Wow! Boston really likes St. Patrick’s Day! I was on the T earlier, and there was nothing to be seen but green and Guinness memorabilia! Green glitter wigs, green headbands, green everything. It makes sense in a city with a historically substantial Irish population, though I doubt most of the yelling college kids I saw today were themselves Irish.
Anyway, this St. Paddy’s day vortex of colleges and pubs that is Boston has inspired me to type up my first St. Patrick’s Day memory.
One Friday, long ago, when I was a little first grader, my teacher reminded all of us kids to wear green the following Monday in celebration of St. Patrick’s Day. I relayed this information to my Grandmother (with whom I lived) once I got home. She was NOT pleased. She explained that we were SCOTS (she was, at least) and that wearing green showed support for the IRISH. Not only was my grandmother of Scottish descent, she was a solid anglophile (the house contained lots of miniature English cottages, Britain-themed tea towels, etc, that she got visiting England). Honestly, I had never even heard of the IRISH. But the message was clear: whatever the IRISH were, no grandchild of hers would be condoning their holiday!

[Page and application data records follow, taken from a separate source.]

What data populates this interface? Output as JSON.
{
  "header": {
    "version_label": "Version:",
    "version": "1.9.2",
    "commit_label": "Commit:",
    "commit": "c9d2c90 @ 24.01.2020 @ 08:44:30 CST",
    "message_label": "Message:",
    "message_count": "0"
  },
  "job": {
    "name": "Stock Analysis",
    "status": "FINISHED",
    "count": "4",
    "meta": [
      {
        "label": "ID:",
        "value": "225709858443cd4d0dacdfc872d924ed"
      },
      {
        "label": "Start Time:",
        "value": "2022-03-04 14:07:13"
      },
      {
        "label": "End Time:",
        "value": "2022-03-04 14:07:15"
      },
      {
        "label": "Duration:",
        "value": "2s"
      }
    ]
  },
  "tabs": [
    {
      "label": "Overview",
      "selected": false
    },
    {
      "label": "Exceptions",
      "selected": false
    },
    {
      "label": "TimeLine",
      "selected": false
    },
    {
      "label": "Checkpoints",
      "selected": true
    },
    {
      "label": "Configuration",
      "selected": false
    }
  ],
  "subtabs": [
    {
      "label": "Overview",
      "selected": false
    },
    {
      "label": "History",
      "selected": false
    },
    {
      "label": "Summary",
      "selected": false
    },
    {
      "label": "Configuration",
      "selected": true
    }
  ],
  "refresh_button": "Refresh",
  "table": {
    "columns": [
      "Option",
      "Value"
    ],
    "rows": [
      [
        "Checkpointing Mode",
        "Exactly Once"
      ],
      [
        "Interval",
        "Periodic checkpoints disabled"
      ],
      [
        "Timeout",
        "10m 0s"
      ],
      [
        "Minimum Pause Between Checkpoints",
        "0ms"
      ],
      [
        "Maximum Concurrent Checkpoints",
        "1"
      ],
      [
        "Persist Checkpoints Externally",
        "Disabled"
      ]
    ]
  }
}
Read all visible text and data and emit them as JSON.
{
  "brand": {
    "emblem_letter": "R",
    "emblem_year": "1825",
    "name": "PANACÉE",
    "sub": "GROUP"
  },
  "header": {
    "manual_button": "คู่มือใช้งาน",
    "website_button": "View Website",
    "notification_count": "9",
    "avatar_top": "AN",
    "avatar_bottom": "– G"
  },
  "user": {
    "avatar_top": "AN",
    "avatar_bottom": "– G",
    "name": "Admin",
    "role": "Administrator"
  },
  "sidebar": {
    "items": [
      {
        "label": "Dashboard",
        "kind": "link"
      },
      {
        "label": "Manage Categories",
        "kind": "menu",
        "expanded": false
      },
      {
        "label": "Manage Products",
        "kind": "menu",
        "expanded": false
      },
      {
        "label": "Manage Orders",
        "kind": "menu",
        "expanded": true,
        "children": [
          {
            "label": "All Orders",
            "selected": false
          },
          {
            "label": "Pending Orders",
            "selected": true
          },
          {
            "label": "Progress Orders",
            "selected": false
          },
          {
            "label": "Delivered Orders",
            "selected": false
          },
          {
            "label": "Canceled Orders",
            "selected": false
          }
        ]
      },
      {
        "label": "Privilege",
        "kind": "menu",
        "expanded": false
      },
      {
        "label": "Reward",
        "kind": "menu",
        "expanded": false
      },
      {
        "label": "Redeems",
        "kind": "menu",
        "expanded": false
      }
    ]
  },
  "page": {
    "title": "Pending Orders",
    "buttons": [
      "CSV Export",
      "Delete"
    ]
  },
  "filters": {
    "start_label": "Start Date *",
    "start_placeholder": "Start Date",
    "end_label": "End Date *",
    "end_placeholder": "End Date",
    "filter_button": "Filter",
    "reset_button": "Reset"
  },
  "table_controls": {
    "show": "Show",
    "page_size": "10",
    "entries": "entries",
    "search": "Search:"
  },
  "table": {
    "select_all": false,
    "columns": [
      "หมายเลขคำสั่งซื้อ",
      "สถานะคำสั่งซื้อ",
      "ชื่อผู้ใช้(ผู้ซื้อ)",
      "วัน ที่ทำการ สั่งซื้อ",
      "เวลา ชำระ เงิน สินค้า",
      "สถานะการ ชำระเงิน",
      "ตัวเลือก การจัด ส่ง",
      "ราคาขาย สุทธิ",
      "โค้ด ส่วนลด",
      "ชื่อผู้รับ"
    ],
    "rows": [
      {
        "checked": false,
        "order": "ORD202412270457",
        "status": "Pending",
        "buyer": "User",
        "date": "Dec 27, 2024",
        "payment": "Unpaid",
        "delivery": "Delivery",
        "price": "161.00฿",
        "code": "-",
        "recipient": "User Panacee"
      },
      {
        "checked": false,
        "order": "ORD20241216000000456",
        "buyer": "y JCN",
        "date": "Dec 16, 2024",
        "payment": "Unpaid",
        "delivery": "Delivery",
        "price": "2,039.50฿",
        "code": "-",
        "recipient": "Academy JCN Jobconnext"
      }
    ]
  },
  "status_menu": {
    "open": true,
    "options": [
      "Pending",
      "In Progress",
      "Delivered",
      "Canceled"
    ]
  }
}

On Monday, I arrived at school wearing all ORANGE, in a sea of green peers–I don’t even know how my Grandmother managed to get so much orange on one little girl–I felt very conspicuous, but proud. My favorite favorite teaching assistant came up to me and exclaimed, “Why Anna! You’re not wearing any green! Did you forget it was St. Patrick’s Day today?”
I stood tall and declared, “I’m a SCOT, and we HATE THE IRISH.”
“Oh..but Anna…I’m Irish.” Tears appeared in her eyes!
I could have died right there–I don’t know if I had ever felt so awful as I did then. I would never have guessed Irish was a type of PERSON, much less wonderful Miss O’Brian (name changed because I don’t recall her name at this point).
“I–I’m sorry! I don’t hate you at all! I promise! I didn’t know what Irish was!!!” now I cried, but she hugged me to show she wasn’t mad, and then I made some shamrock-themed arts-and-crafts.
My grandmother was an overall awesome and admirable woman (for example, she was a Woman’s Air Service Pilot in WWII), but whenever St. Patrick’s day comes around, I wear green and remember that awful experience. I learned to take what she said with a grain of salt for the first time that day, as she was clearly uninformed on the whole Irish issue, and had made me into a jerk by mistake.